Both Harris and Sanchez are Democrats. This is the first time two members of the same party have faced each other in a statewide runoff since California adopted the top-two primary. They are running to replace another Democrat, retiring U.S. Sen. Barbara Boxer.
The poll also asked registered voters' opinions of Proposition 64 -- the November ballot initiative that would legalize recreational marijuana. It found 71 percent in favor of legalization, with 26 percent opposed.
But support for marijuana legalization could decrease somewhat as initiative campaigns begin in earnest. Nalder says a majority of Californians initially supported legalization in 2010, but voters turned against details in Proposition 19.
“People thought it wasn’t prudent in a lot of ways. And so even though there were a number of voters who were generically in favor of legalizing marijuana, they voted against it,” says Nalder. “I suspect [this year] most voters haven’t gotten out their ballot guide yet and done their homework, and so it could change if they don’t like some of the details in this one.”
California Counts Survey_Part 1 by Southern California Public Radio on Scribd
Correction: Our original story stated that the poll sought to capture the sentiments of all Californians rather than likely or registered voters. We based that statement on information provided by the Institute for Social Research at Sacramento State, which conducted the survey. While most of the poll's questions were asked of a representative sample of Californians, the poll's author later informed us that only the responses of registered voters were used for questions about the November election, including the U.S. Senate race and Proposition 64. We have updated our story and apologize for the error.
Editor's Note: This story has been updated to include additional information regarding the methodology of the survey.
California Counts, a statewide public media election collaborative, contracted with the CALSPEAKS Opinion Research Center at the Institute for Social Research, Sacramento State University, to conduct an extensive survey of Californians’ electoral and public policy attitudes.

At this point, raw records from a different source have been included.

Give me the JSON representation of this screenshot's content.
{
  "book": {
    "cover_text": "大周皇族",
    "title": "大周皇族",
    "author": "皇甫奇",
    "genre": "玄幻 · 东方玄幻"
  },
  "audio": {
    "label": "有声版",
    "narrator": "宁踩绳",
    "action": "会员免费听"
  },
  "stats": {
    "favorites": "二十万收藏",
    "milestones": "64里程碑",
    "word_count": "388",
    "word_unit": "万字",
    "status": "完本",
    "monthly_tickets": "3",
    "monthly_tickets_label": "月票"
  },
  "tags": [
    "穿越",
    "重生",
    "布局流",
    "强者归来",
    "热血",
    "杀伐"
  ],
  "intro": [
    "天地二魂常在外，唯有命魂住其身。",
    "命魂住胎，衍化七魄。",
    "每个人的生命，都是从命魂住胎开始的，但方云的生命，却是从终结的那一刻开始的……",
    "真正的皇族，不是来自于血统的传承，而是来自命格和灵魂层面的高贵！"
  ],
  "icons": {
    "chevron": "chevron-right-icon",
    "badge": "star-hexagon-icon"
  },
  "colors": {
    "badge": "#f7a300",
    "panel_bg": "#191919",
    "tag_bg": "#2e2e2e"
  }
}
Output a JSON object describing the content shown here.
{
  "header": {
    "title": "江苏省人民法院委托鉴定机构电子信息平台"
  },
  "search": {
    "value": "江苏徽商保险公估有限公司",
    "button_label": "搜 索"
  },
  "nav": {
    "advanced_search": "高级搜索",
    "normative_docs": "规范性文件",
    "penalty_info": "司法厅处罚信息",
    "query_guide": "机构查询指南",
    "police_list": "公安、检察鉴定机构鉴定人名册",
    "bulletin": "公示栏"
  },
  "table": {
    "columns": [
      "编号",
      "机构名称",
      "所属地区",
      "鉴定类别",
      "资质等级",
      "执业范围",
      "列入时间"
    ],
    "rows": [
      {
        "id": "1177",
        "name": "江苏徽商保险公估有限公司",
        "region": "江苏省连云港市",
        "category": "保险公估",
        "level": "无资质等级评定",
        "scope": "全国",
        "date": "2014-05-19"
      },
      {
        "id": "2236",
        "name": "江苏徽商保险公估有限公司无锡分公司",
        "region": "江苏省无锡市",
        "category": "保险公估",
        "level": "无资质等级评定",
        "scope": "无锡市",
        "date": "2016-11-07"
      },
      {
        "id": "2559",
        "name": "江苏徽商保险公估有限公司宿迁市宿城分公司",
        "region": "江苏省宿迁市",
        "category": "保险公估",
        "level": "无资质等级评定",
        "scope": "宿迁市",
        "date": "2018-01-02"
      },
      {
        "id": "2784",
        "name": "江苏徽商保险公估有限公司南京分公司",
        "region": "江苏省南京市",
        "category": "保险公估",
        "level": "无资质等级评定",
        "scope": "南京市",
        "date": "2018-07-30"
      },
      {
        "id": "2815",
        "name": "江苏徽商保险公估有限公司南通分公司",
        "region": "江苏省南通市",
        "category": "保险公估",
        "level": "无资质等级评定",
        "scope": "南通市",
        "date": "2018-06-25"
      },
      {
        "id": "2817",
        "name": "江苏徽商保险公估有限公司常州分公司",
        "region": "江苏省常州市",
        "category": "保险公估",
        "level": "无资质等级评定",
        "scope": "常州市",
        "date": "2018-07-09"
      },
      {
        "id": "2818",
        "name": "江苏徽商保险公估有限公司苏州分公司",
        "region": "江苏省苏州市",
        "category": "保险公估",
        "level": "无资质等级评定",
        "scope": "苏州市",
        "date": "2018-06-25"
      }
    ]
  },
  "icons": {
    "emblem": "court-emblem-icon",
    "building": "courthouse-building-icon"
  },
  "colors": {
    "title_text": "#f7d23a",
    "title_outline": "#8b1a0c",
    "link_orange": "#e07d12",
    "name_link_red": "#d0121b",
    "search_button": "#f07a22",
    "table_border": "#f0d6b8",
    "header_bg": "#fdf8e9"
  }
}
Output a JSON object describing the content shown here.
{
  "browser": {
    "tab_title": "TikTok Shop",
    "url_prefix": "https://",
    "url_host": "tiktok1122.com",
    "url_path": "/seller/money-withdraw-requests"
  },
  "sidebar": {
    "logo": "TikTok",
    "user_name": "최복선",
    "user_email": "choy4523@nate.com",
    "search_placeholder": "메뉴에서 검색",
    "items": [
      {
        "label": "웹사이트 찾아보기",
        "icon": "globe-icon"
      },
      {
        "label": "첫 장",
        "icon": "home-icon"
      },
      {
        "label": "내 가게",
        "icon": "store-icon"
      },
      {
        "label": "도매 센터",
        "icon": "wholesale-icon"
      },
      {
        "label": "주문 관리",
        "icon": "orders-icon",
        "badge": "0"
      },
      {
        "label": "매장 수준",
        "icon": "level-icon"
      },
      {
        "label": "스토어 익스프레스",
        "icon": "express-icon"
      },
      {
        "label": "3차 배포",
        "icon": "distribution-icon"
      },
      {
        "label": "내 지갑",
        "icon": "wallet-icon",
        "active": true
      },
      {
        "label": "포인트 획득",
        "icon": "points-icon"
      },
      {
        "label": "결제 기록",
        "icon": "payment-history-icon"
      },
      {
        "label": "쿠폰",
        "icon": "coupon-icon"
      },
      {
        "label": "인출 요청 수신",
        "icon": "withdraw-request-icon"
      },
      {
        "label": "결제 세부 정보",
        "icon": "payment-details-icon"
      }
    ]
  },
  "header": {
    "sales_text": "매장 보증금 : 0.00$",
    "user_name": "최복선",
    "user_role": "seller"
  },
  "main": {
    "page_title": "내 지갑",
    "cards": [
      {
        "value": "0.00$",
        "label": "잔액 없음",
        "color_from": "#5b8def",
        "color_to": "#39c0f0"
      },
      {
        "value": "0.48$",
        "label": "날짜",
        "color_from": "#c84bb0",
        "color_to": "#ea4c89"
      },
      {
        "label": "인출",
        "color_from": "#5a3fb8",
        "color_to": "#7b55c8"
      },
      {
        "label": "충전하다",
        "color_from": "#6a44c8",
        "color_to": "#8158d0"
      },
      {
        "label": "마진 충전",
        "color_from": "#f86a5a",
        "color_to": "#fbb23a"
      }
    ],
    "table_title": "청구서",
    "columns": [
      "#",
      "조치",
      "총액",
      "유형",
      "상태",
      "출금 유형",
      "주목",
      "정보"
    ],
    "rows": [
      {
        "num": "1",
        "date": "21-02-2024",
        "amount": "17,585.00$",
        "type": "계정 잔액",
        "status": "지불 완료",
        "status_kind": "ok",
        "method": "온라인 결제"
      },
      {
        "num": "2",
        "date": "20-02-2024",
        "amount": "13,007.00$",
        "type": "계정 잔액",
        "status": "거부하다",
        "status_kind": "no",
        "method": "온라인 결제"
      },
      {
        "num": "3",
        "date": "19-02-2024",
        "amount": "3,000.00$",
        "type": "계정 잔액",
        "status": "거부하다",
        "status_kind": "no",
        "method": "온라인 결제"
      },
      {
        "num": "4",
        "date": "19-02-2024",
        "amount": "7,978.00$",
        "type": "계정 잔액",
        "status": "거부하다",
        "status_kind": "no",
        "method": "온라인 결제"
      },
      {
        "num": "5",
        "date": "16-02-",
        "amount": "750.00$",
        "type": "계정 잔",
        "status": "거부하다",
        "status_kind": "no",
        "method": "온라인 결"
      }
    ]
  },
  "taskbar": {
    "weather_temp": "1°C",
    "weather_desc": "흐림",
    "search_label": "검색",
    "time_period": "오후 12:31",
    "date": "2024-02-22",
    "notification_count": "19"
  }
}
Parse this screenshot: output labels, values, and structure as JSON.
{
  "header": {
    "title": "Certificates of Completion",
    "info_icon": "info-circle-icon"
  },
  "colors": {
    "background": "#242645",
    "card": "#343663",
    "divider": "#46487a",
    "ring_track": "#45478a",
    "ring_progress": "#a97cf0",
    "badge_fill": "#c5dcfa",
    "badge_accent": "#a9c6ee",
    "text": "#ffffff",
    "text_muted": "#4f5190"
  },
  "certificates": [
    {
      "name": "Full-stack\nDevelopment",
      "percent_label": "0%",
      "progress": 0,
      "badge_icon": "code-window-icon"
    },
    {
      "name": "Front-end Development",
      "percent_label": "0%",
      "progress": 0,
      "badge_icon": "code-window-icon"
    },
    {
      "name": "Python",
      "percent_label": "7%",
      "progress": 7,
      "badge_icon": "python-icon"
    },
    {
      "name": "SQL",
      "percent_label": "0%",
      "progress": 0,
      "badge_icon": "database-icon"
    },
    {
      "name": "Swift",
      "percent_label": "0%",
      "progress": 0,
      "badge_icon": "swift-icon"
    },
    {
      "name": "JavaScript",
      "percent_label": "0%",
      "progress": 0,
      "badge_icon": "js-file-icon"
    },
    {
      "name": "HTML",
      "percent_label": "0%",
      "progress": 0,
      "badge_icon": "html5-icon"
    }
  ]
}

The Institute for Social Research at Sacramento State fielded the survey online and through the mail from Aug. 15 to 24, 2016 using the CALSPEAKS survey panel. It yielded 915 completed surveys and 44 partially completed surveys. CALSPEAKS obtains a representative sample of Californians, stratified by the five major regions in the state. For information on the methodology, please visit: http://www.csus.edu/isr/calspeaks/. For questions about the November election, (the U.S. Senate race and propositions 57, 63 and 64), results reflect registered voters only.
The margin of error for any individual survey question is equal to or less than +/- 4 percentage points for the overall sample. However, the margins of error are larger if focusing on smaller subgroups, especially racial or ethnic subgroups. These are equal or less than +/- 16 percentage points for African-Americans, and 10 percentage points for Latinos or those of "other races/ethnicities" (including Asian-Americans, Pacific Islanders, Native Americans, and those of mixed race/ethnicity). The numbers, however, have been weighted to reflect California¹s population and are valid for comparisons across the sub-groups.